Maggie Lee received her first wave of attention for Mommy, her 2015 film, which conflated her own coming of age narrative with the life and untimely demise of her mother, Ping, a Taiwanese American immigrant. A personal and universal narrative, Mommy blends together both family videos and found footage into one conscious stream that echoed the vocabulary of Lee’s other work from diaristic zines to her readymade sculptures. “Collage is how I think about my practice,” Lee says. “I apply it to all different media. It is important to be fluid. Experimenting is what I like most about art-making.”
Lee works out of her bedroom in Brooklyn, so the majority of her work is domestically sized. At her 2016 show at Real Fine Arts, Lee showed doll-filled tanks that functioned as moody dioramas. These terrariums followed her to the Whitney Museum of Art, where Lee screened passages of Mommy on a decorated television set as a part of “Mirror Cells,” a group show curated by Chris Lew.
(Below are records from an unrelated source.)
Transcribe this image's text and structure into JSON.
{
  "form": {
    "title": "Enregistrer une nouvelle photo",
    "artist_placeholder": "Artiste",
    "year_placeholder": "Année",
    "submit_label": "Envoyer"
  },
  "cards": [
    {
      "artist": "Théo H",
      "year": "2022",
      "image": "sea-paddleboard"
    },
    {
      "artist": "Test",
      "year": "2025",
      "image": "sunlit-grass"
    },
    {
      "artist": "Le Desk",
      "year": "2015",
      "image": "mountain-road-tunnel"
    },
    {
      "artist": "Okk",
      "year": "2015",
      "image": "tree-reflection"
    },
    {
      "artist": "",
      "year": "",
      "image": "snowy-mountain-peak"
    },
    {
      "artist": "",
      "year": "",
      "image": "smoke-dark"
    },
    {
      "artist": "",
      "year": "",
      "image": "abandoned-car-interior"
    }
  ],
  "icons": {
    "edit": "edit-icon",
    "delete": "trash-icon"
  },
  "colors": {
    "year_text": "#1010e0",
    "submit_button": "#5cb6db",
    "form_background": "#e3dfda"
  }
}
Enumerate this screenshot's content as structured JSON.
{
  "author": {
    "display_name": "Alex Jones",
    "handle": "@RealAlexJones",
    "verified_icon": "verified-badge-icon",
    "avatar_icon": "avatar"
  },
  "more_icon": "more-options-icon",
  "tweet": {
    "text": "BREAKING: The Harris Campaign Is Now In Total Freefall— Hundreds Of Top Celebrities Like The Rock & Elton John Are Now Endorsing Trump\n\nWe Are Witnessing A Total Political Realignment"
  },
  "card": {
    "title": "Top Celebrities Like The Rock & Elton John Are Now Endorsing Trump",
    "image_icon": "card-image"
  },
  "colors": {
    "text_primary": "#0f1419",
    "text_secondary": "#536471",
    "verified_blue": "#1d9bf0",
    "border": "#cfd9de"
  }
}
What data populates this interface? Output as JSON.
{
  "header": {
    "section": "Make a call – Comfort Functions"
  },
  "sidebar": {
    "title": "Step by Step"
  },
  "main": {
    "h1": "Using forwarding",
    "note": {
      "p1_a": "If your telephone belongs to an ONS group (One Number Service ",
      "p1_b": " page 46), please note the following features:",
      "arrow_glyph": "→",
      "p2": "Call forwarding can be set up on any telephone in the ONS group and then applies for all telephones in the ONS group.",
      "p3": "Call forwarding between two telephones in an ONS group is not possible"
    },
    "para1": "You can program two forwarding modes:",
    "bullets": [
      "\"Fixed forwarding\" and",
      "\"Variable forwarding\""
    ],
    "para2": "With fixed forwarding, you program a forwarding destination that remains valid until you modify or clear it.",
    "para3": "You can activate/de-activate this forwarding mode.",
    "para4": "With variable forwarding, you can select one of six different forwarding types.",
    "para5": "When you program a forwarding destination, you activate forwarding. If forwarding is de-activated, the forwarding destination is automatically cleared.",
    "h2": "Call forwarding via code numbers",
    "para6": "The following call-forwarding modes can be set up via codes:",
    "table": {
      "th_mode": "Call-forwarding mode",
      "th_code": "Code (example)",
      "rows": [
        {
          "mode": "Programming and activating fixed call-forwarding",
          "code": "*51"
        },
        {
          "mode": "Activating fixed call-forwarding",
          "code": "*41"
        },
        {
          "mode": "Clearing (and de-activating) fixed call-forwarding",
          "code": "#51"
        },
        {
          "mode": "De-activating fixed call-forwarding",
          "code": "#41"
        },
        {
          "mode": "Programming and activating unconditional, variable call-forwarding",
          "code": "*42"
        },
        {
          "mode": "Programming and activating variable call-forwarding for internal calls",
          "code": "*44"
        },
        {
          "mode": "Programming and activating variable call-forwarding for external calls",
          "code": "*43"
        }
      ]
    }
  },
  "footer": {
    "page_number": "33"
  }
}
This winter, Lee will test a new form. Blumenthal Gallery commissioned her to create a billboard for the corner of Bowery and Canal street. Her solution was to take a portrait of herself using the Photobooth app, a nod to the “just be” simplicitiy found in Asian-American art. “I’m thinking about the history of the Bowery art scene and Canal street in Chinatown,” she says. “I want to talk about what it is like to be an Asian-American artist in New York now.”
Lee’s work often addresses its context on an associative level. Her 2016 solo show at 356 Mission, “Gigi’s Underground,” which centered on a fictional twentysomething from 2006, is based on the experiences she had upon first moving to New York City, particularly in the underground scene looking at Wendy Yao, Ethan Swan and Brendan Fowler as a young artist. This conflation of life and fiction, subject and context, is the magic of Lee’s delicately layered work.